What is Advocacy?
To Advocate means to speak up or take action in favor of a cause or issue.
An Advocate is someone who believes in a cause and promotes it.
Basically advocacy is simply speaking up for what you believe in.
There are several types of Advocacy including:
- Self Advocacy: Speaking up for yourself and standing up for your own rights. It is deciding what is best for you and taking charge of getting it.
- Advocating for Others: Helping other people by speaking out for them or helping them get what they want or need. It may also be listening and supporting them while they decide what they might want to do.
- Systems Advocacy: Working to change policies, rules, laws or systems. The change made in systems advocacy will help many people instead of just one person.
- Legislative Advocacy: Sharing information to educate lawmakers about the real issues affecting families of children and youth with mental health challenges in an effort to change the laws and policies that affect them.
Advocacy is an activity that is at the heart of all that we do at ACMH! ACMH advocates for programs, policies and systems that support it’s mission:
“ That ALL Michigan children and youth with severe mental health challenges and their families live in safe and welcoming communities with access to needed services and supports.”
ACMH Feels Advocacy Work is Incredibly Important Because:
It spreads awareness about the real issues of children and youth with mental health challenges and their families. This awareness is important in order to preserve necessary funding and to help shape policies that support family driven and youth guided policies and strengthen mental health services and supports and family voice and choice!

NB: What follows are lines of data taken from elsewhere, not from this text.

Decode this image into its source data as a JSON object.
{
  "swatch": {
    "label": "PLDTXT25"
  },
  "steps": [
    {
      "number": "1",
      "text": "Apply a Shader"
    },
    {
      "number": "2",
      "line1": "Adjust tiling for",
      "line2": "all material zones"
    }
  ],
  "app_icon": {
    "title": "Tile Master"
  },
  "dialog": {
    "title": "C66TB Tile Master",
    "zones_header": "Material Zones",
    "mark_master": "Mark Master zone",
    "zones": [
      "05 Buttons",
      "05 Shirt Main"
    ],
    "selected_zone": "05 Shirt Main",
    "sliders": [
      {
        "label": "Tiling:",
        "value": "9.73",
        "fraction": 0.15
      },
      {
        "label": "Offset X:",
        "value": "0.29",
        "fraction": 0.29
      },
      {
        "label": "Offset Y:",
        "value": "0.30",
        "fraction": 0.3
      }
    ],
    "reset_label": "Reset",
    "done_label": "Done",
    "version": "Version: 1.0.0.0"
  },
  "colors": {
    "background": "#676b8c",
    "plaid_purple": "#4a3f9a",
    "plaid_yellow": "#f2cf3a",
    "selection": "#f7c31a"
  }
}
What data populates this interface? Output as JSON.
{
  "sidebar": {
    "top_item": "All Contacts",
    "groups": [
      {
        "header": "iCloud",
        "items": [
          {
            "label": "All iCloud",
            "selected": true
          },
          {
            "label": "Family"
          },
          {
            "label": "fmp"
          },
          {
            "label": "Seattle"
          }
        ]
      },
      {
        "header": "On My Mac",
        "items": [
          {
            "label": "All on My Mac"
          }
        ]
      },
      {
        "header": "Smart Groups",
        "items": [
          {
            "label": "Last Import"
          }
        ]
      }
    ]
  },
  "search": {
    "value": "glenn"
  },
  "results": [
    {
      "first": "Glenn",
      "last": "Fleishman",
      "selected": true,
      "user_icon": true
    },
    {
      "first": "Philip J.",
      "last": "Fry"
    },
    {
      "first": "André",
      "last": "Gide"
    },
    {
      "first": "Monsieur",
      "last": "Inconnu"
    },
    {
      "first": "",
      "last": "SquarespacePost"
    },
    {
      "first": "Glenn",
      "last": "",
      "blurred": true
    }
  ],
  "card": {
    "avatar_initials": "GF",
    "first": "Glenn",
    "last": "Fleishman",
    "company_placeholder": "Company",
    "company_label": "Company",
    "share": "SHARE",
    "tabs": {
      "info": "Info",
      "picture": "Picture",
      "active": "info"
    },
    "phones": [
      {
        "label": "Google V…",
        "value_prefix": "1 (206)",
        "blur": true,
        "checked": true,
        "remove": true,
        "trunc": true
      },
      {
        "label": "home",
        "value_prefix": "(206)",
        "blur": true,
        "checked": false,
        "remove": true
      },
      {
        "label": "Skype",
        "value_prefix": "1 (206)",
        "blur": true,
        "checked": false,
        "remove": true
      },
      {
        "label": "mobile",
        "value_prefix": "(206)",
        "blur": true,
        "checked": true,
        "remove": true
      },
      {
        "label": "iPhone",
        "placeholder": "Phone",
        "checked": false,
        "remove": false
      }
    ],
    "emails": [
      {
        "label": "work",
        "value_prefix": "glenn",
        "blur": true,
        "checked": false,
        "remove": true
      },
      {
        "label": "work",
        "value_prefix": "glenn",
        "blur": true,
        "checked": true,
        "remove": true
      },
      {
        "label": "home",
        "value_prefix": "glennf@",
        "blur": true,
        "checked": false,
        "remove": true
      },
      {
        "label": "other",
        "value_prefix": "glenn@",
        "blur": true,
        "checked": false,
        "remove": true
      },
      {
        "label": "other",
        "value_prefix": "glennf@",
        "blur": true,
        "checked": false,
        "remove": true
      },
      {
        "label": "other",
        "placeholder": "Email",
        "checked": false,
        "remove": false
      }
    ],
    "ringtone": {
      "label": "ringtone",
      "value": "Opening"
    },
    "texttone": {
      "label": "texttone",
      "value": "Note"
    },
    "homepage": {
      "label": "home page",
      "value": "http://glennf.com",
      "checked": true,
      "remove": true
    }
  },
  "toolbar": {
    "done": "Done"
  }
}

ACMH works to connect families to advocacy opportunities because we know that families and youth are the most powerful change agents! Families can share information about important policy issues that may affect them or their kids.
If you are interested in enhancing your advocacy skills consider signing up for an ACMH parent or youth leadership camp. If you are unable to attend a camp you can still get involved and make your voice heard on issues that are important to you and your family. This section of the website will provide some basic information about how to get involved in advocacy and provide some tips to make your advocacy efforts a success!
How Can You Get Involved in Advocacy Work?
You can advocate for the things you care about in a variety of ways and places, for example: getting involved on your local community mental health board or advisory committee, speaking at a local school board meeting, contacting your local, state or federal legislators, hosting a parent group on an issue important to you and other families, just to name a few.
You can share your message by writing letters, making phone calls or reaching out to encourage people to support issues by educating a friend, other families, community partners or policy-makers on topics related to children’s mental health that are important to you and your family
The basic goal of all Advocacy work is to Educate, Educate, Educate! Share information about why your issue is important to you and why others should care about it too.
Some tips about how to prepare your advocacy strategies and messages are listed below, as well as some tips to help you with the basics. If you would like additional information or support in your advocacy efforts call the ACMH office today!
The biggest key to the success of all advocacy efforts is to: JUST DO IT!
Participate! Be present, get involved, speak-up! Share your story, write a letter, make a phone call, participate in: a parent group, a community organization, a decision making board, etc…And, most importantly remember the old saying: The world is ruled by those who show up!
Additional Advocacy Resources for Families & Youth:
The ACMH Website, Facebook Page and Parent Listserv are great up-to-date resources for current issues that may affect children and youth with mental health challenges and their families, as well as, opportunities for family and youth involvement and advocacy.
In addition, the following organizations have great information about advocacy opportunities and policy issues that may be of interest to families:
- Disability Rights of Michigan (formerly Michigan Protection & Advocacy)
- Michigan’s Children
- Michigan Council on Crime & Delinquency
- Federation of Families for Children’s Mental Health
- The Mental Health Association of Michigan
- NAMI of Michigan
The Michigan Citizen’s Guide to Government is a great resource to get if you are interested in getting involved in legislative advocacy. You can get one today by calling or visiting your State Representative of Senator’s office today.
You can find your State Legislator’s contact information by visiting the michigan.gov websites:
“We must remember that one determined person can make a difference, and that a small group of determined people can change the course of history”
~ Sonia Johnson